== Instructions for the task ==
Each entry below is to be extracted exactly.

== The records ==
------------------------------------------------------------

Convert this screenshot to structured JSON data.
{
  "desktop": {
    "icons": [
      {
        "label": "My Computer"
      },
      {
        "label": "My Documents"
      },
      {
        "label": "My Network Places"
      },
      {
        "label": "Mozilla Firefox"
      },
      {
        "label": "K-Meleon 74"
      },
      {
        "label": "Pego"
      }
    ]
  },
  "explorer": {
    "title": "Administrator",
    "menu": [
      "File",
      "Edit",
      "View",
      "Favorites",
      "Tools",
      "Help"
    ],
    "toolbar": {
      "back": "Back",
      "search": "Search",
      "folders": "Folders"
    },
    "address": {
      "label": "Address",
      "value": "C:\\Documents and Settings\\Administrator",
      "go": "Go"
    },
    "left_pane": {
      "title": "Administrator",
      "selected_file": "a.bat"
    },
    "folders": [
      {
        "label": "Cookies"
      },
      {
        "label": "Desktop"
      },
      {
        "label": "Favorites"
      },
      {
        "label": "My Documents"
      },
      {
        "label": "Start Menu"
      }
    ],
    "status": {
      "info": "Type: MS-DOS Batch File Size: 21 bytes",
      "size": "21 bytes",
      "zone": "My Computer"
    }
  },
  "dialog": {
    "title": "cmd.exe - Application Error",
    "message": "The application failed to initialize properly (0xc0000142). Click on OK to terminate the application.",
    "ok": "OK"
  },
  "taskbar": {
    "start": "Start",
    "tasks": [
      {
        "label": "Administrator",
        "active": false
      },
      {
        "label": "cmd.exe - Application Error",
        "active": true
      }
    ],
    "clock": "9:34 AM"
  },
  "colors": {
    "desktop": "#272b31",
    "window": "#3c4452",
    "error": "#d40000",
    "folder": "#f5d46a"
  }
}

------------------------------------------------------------

== Solution to the exercise ==
Convert this screenshot to structured JSON data.
{
  "desktop": {
    "icons": [
      {
        "label": "My Computer"
      },
      {
        "label": "My Documents"
      },
      {
        "label": "My Network Places"
      },
      {
        "label": "Mozilla Firefox"
      },
      {
        "label": "K-Meleon 74"
      },
      {
        "label": "Pego"
      }
    ]
  },
  "explorer": {
    "title": "Administrator",
    "menu": [
      "File",
      "Edit",
      "View",
      "Favorites",
      "Tools",
      "Help"
    ],
    "toolbar": {
      "back": "Back",
      "search": "Search",
      "folders": "Folders"
    },
    "address": {
      "label": "Address",
      "value": "C:\\Documents and Settings\\Administrator",
      "go": "Go"
    },
    "left_pane": {
      "title": "Administrator",
      "selected_file": "a.bat"
    },
    "folders": [
      {
        "label": "Cookies"
      },
      {
        "label": "Desktop"
      },
      {
        "label": "Favorites"
      },
      {
        "label": "My Documents"
      },
      {
        "label": "Start Menu"
      }
    ],
    "status": {
      "info": "Type: MS-DOS Batch File Size: 21 bytes",
      "size": "21 bytes",
      "zone": "My Computer"
    }
  },
  "dialog": {
    "title": "cmd.exe - Application Error",
    "message": "The application failed to initialize properly (0xc0000142). Click on OK to terminate the application.",
    "ok": "OK"
  },
  "taskbar": {
    "start": "Start",
    "tasks": [
      {
        "label": "Administrator",
        "active": false
      },
      {
        "label": "cmd.exe - Application Error",
        "active": true
      }
    ],
    "clock": "9:34 AM"
  },
  "colors": {
    "desktop": "#272b31",
    "window": "#3c4452",
    "error": "#d40000",
    "folder": "#f5d46a"
  }
}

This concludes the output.